The important point is that accountability should not be understood or judged merely as a political tactic. Accountability means recognizing the moral responsibilities that arise from the past, even if little can be done at a given moment to enforce those responsibilities. Throughout the world, dictatorships have committed unspeakable cruelties. The ideological justification for their crimes has commonly been utilitarian—some variant on the need to serve the greater good, whether that is defined as “building socialism,” as in the case of Stalin or Mac, or stopping terrorism, as in Argentina, or defeating a communist insurgency, as in Guatemala. To demand accountability, especially so far as exposing the truth is concerned, is to insist that people not be sacrificed for the greater good; that their suffering should be disclosed, and the responsibility of the state and its agents for causing that suffering be made clear.
To those who hold such views, the respect for the rights of each person inherent in such an accounting is central to a democratic society. Some leaders of nations currently undergoing “transitions to democracy” are impatient with the demands of past victims and their families and see these an obstacle to “national reconciliation” and to their hopes to build stable democratic governments.
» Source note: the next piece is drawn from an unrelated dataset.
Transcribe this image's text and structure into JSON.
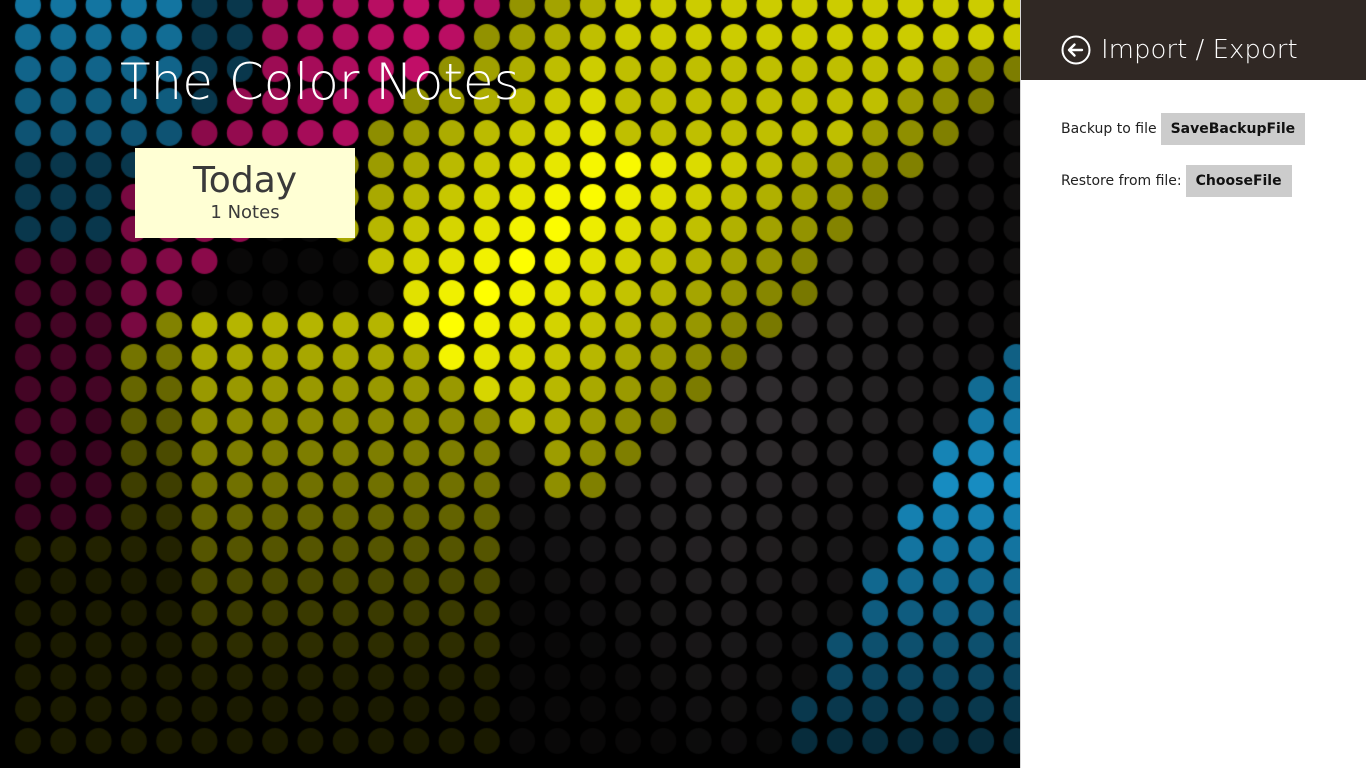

They fear that those who might be brought to account for their past abuses may later take revenge. Such fears are often understandable; but to the extent that a society or government dismisses the principle of accountability as unnecessary, it undermines its possibilities of becoming a true democracy, in which citizens can feel confident that their rights are firmly protected.
The debate between partisans of these opposing views will not end soon. How it is resolved will do much to determine which of the countries that claim to aspire to democracy during the 1990s will actually achieve it.
February 1, 1990
See Lawrence Weschler’s book, A Miracle, A Universe: Settling Accounts with Torturers, to be published in April by Pantheon, for an invaluable account of the struggle over the amnesty law in Uruguay. Weschler’s book, based on his articles in The New Yorker, also deals with the efforts of the Catholic archdiocese in São Paulo to document the repression that characterized military rule in Brazil. ↩
So far as I am aware, these terms were first used by my colleague, Juan E. Mendez, executive director of Americas Watch. See his 1987 report for Americas Watch, “Truth and Partial Justice in Argentina,” for an important account of the experience in that country. ↩
In referring to “acknowledgment” I am drawing on the distinction between this and knowledge that was made by the philosopher Thomas Nagel at a November 1988 conference of the Justice and Society Program of the Aspen Institute on “State Crimes: Punishment or Pardon.” (The proceedings are to be published shortly by the Aspen Institute.) Acknowledgment implies that the state has admitted its misdeeds and recognized that it was wrong. ↩